_Exercise material_
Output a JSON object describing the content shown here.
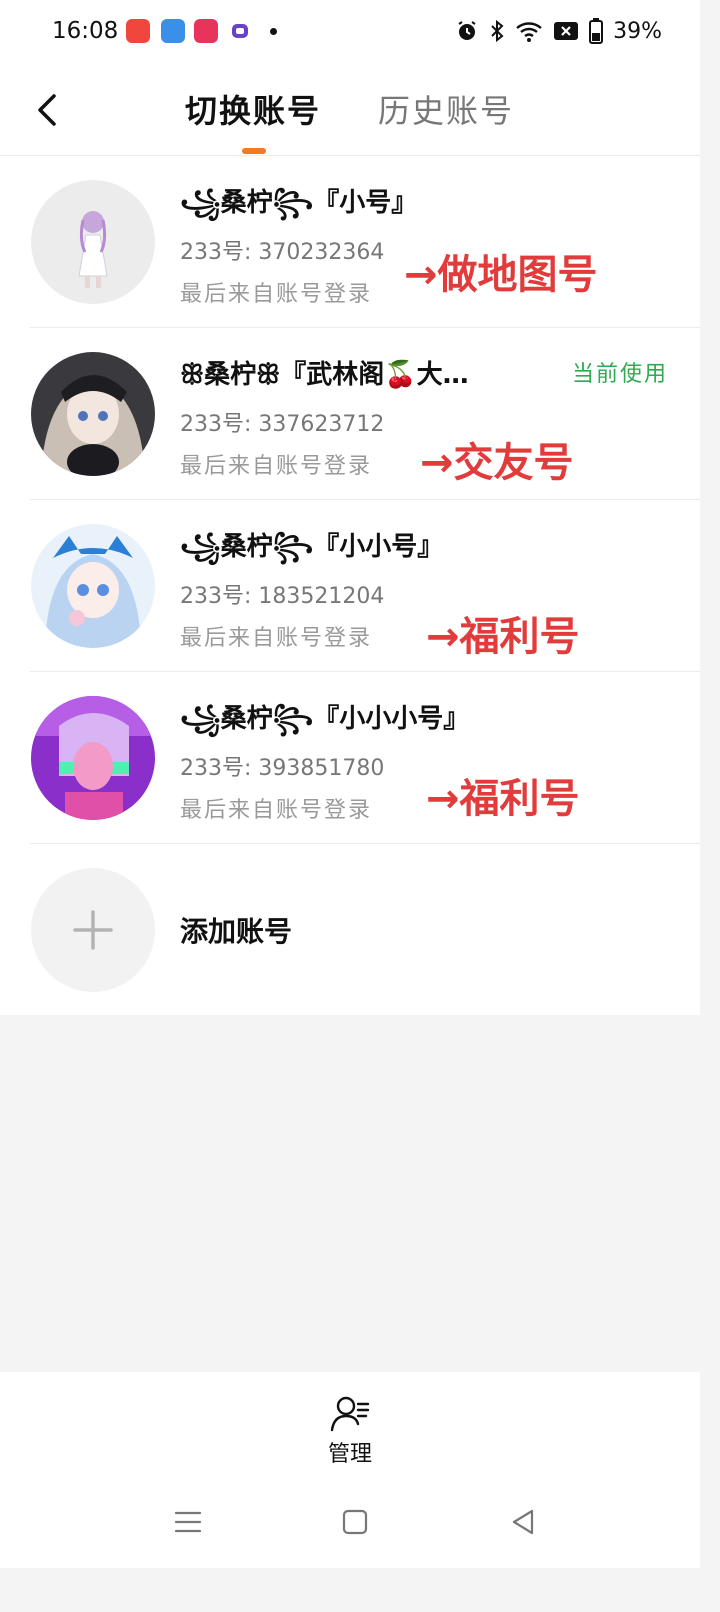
{
  "status_bar": {
    "time": "16:08",
    "battery": "39%"
  },
  "header": {
    "tab_active": "切换账号",
    "tab_inactive": "历史账号"
  },
  "accounts": [
    {
      "name": "꧁桑柠꧂『小号』",
      "uid": "233号: 370232364",
      "login": "最后来自账号登录",
      "note": "→做地图号"
    },
    {
      "name": "ꕥ桑柠ꕥ『武林阁🍒大…",
      "uid": "233号: 337623712",
      "login": "最后来自账号登录",
      "note": "→交友号",
      "current": "当前使用"
    },
    {
      "name": "꧁桑柠꧂『小小号』",
      "uid": "233号: 183521204",
      "login": "最后来自账号登录",
      "note": "→福利号"
    },
    {
      "name": "꧁桑柠꧂『小小小号』",
      "uid": "233号: 393851780",
      "login": "最后来自账号登录",
      "note": "→福利号"
    }
  ],
  "add_account": {
    "label": "添加账号"
  },
  "bottom": {
    "manage_label": "管理"
  },
  "colors": {
    "accent": "#f47a20",
    "note_red": "#e13b3b",
    "current_green": "#2eaa52"
  }
}
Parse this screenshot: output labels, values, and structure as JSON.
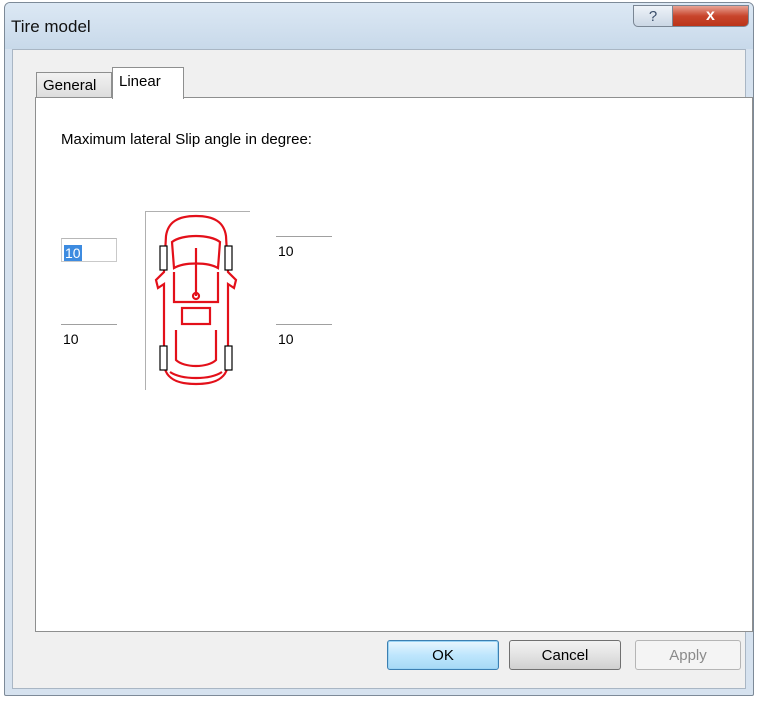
{
  "window": {
    "title": "Tire model",
    "help_glyph": "?",
    "close_glyph": "x"
  },
  "tabs": [
    {
      "label": "General",
      "active": false
    },
    {
      "label": "Linear",
      "active": true
    }
  ],
  "linear": {
    "heading": "Maximum lateral Slip angle in degree:",
    "front_left": "10",
    "front_right": "10",
    "rear_left": "10",
    "rear_right": "10"
  },
  "car_illustration": {
    "icon": "car-top-view-icon",
    "color": "#e3101a"
  },
  "buttons": {
    "ok": "OK",
    "cancel": "Cancel",
    "apply": "Apply"
  }
}
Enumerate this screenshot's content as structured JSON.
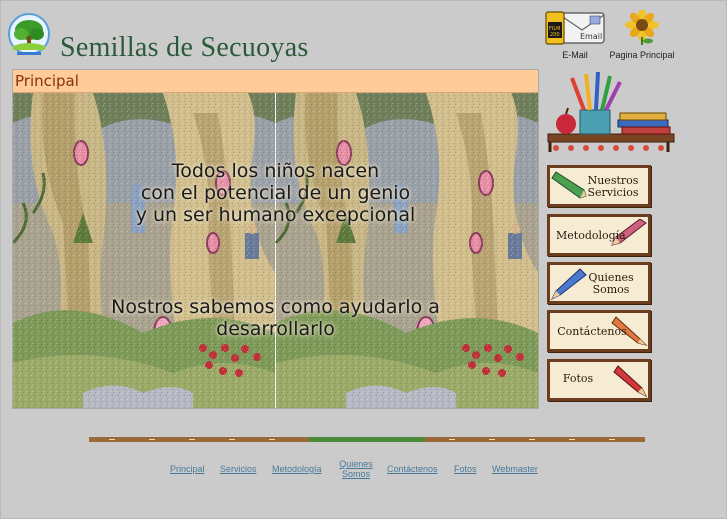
{
  "header": {
    "site_title": "Semillas de Secuoyas",
    "email_label": "E-Mail",
    "email_icon_text": "Email",
    "film_text": "FILM\n200",
    "home_label": "Pagina Principal"
  },
  "panel": {
    "title": "Principal",
    "message_1": [
      "Todos los niños nacen",
      "con el potencial de un genio",
      "y un ser humano excepcional"
    ],
    "message_2": [
      "Nostros sabemos como ayudarlo a",
      "desarrollarlo"
    ]
  },
  "side_nav": [
    {
      "label_1": "Nuestros",
      "label_2": "Servicios"
    },
    {
      "label_1": "Metodología",
      "label_2": ""
    },
    {
      "label_1": "Quienes",
      "label_2": "Somos"
    },
    {
      "label_1": "Contáctenos",
      "label_2": ""
    },
    {
      "label_1": "Fotos",
      "label_2": ""
    }
  ],
  "footer_nav": [
    "Principal",
    "Servicios",
    "Metodología",
    "Quienes",
    "Somos",
    "Contáctenos",
    "Fotos",
    "Webmaster"
  ],
  "colors": {
    "background": "#cbcbcb",
    "panel_header": "#ffcc99",
    "title_text": "#2b5a3a",
    "link": "#4a7a9a",
    "button_frame": "#6b3d1e"
  }
}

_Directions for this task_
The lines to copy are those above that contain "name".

_Reply to the task_
      "name": "꧁桑柠꧂『小号』",
      "name": "ꕥ桑柠ꕥ『武林阁🍒大…",
      "name": "꧁桑柠꧂『小小号』",
      "name": "꧁桑柠꧂『小小小号』",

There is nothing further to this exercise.